I have voluntarily devoted the past ten years of my life to the pursuit of a dedicated building which will provide state of the art care for local people, who need this kind of specialist service. Yes, of course it will provide information which we are told by various patients groups is necessary for the well being of the patient. However this unit will be more than just an information centre as it will accommodate Crossroads, Big C, Marie Curie, Macmillan and St Elizabeth Hospice representatives as well as the Palliative Care team, who will all be working together to ensure patients receive the help they so desperately need.
These patients will benefit from the facilities as they proceed on their journey and not just at the very end of their life. How much easier it would have been for my dear daughter and I to have had a specialist Palliative Care Centre available and to have felt cared for as I know people here will experience in the future. This centre will be the hub of activity not only providing excellent care but also providing much needed support in the home.
Whilst a hospice is a place that can only provide care for a limited amount of patients at any one time the Palliative Care Centre will be dealing with vast amounts of patients and carers at a time when they need help the most. I for one am very proud the people in this area have worked tirelessly to make this centre a reality and for me it cannot come soon enough. I have no doubt when the first patients come through the door they will be so grateful as I will be, in the knowledge so much is being provided under one roof.
not stand up
IN reply to Mr R Barkhuizen’s letter, I would like to remind him that God’s plan for mankind comes to us through one man, and one man only - Jesus Christ (John 14.8). The Apostle Paul was a good man but only human and may on occasions have been mistaken. The attitude of Jesus himself seems to have been quite different.
The reason he chose men only for the 12 disciples probably was that they lived and travelled together in a band, and if there had been women amongst them they might have laid themselves open to charged of immorality.
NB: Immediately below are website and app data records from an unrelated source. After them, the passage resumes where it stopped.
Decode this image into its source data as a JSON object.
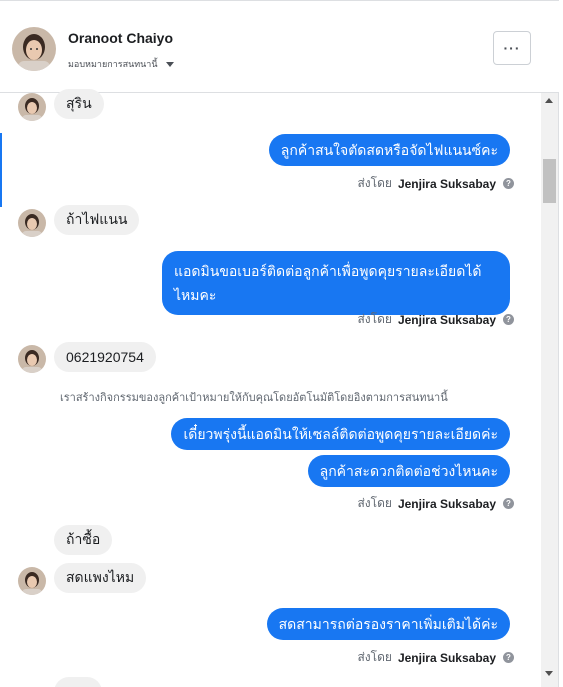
{
  "header": {
    "contact_name": "Oranoot Chaiyo",
    "assign_label": "มอบหมายการสนทนานี้",
    "more_label": "···"
  },
  "colors": {
    "outgoing_bubble": "#1877f2",
    "incoming_bubble": "#f0f0f0"
  },
  "messages": {
    "m1": "สุริน",
    "m2": "ลูกค้าสนใจตัดสดหรือจัดไฟแนนซ์คะ",
    "m3": "ถ้าไฟแนน",
    "m4": "แอดมินขอเบอร์ติดต่อลูกค้าเพื่อพูดคุยรายละเอียดได้ไหมคะ",
    "m5": "0621920754",
    "m6": "เดี๋ยวพรุ่งนี้แอดมินให้เซลล์ติดต่อพูดคุยรายละเอียดค่ะ",
    "m7": "ลูกค้าสะดวกติดต่อช่วงไหนคะ",
    "m8": "ถ้าซื้อ",
    "m9": "สดแพงไหม",
    "m10": "สดสามารถต่อรองราคาเพิ่มเติมได้ค่ะ"
  },
  "system_notice": "เราสร้างกิจกรรมของลูกค้าเป้าหมายให้กับคุณโดยอัตโนมัติโดยอิงตามการสนทนานี้",
  "sent_by": {
    "prefix": "ส่งโดย",
    "name": "Jenjira Suksabay",
    "help_glyph": "?"
  }
}
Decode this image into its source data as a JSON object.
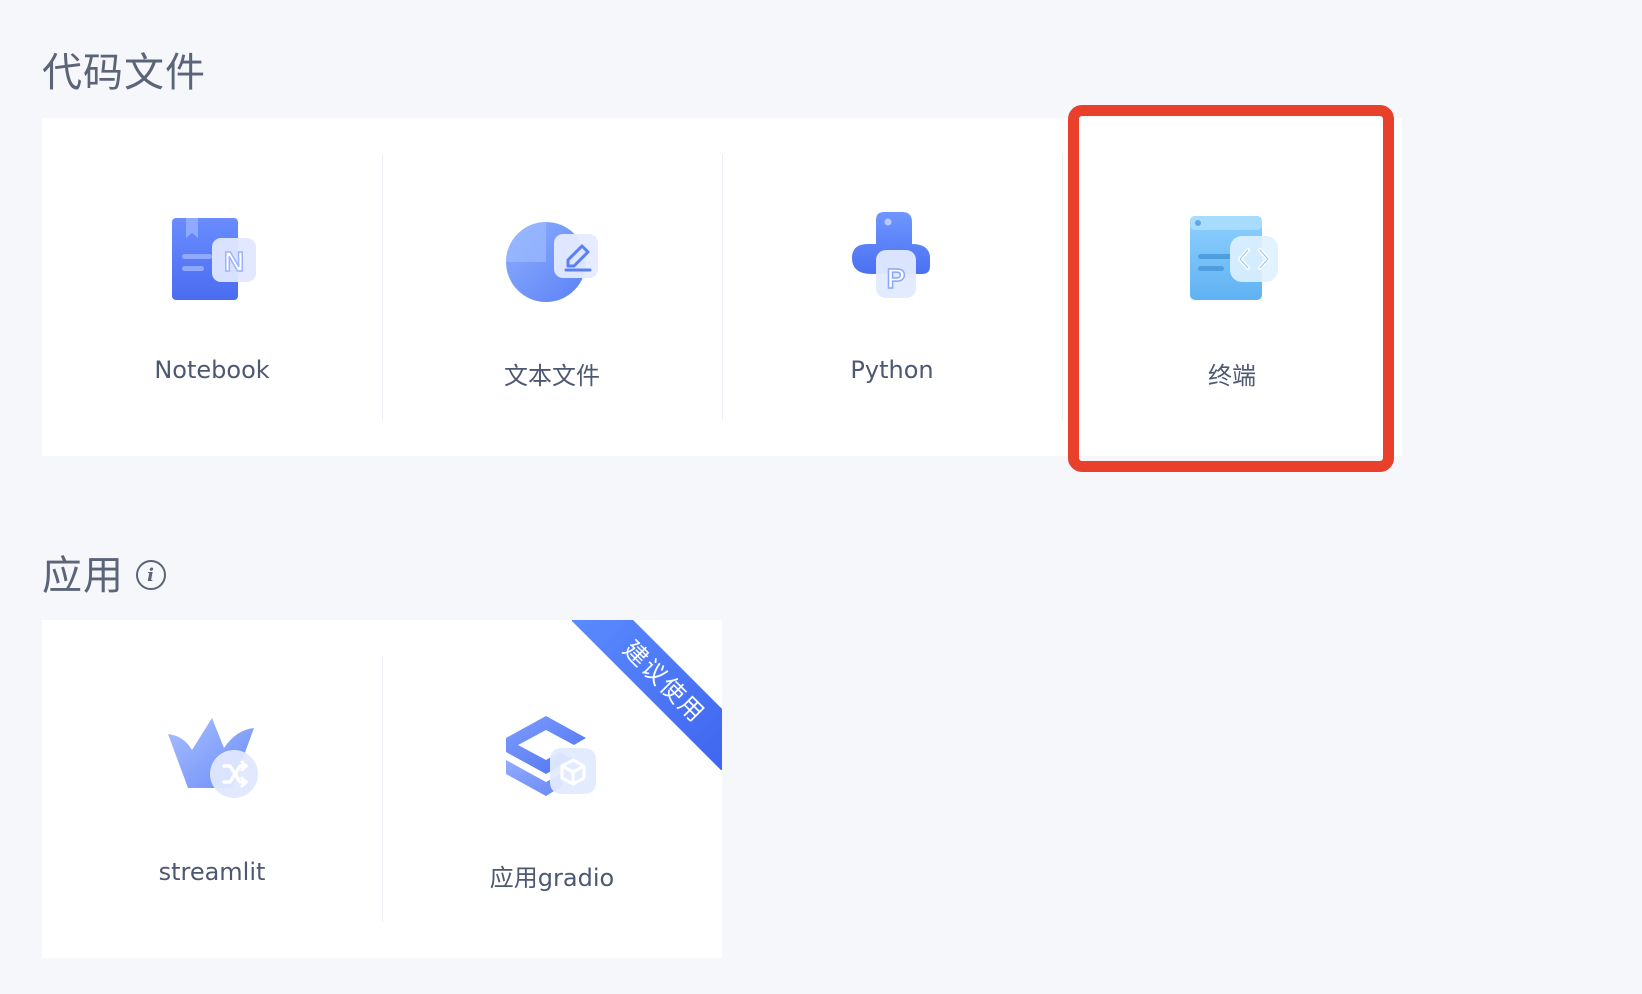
{
  "sections": {
    "code_files": {
      "title": "代码文件"
    },
    "apps": {
      "title": "应用",
      "info_icon": "info-icon"
    }
  },
  "code_cards": [
    {
      "label": "Notebook",
      "icon": "notebook-icon"
    },
    {
      "label": "文本文件",
      "icon": "text-file-icon"
    },
    {
      "label": "Python",
      "icon": "python-icon"
    },
    {
      "label": "终端",
      "icon": "terminal-icon"
    }
  ],
  "app_cards": [
    {
      "label": "streamlit",
      "icon": "streamlit-icon"
    },
    {
      "label": "应用gradio",
      "icon": "gradio-icon",
      "badge": "建议使用"
    }
  ],
  "colors": {
    "highlight": "#e8402a",
    "accent": "#3d63ee",
    "background": "#f6f7fb"
  }
}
It may also be that what was right in Paul’s time is not so today. There is a myth that God’s laws are unchanging and for all time. The Bible, however, proved that wrong.In the days of the Patriarchs and later, men were permitted to have several wives and even to take handmaidens (mistresses), but by the time of Christ it was not so and has not been so ever since. Today, few would argue that women are incapable of studying the Scriptures and imparting valuable lessons for us all.
Gorleston on Sea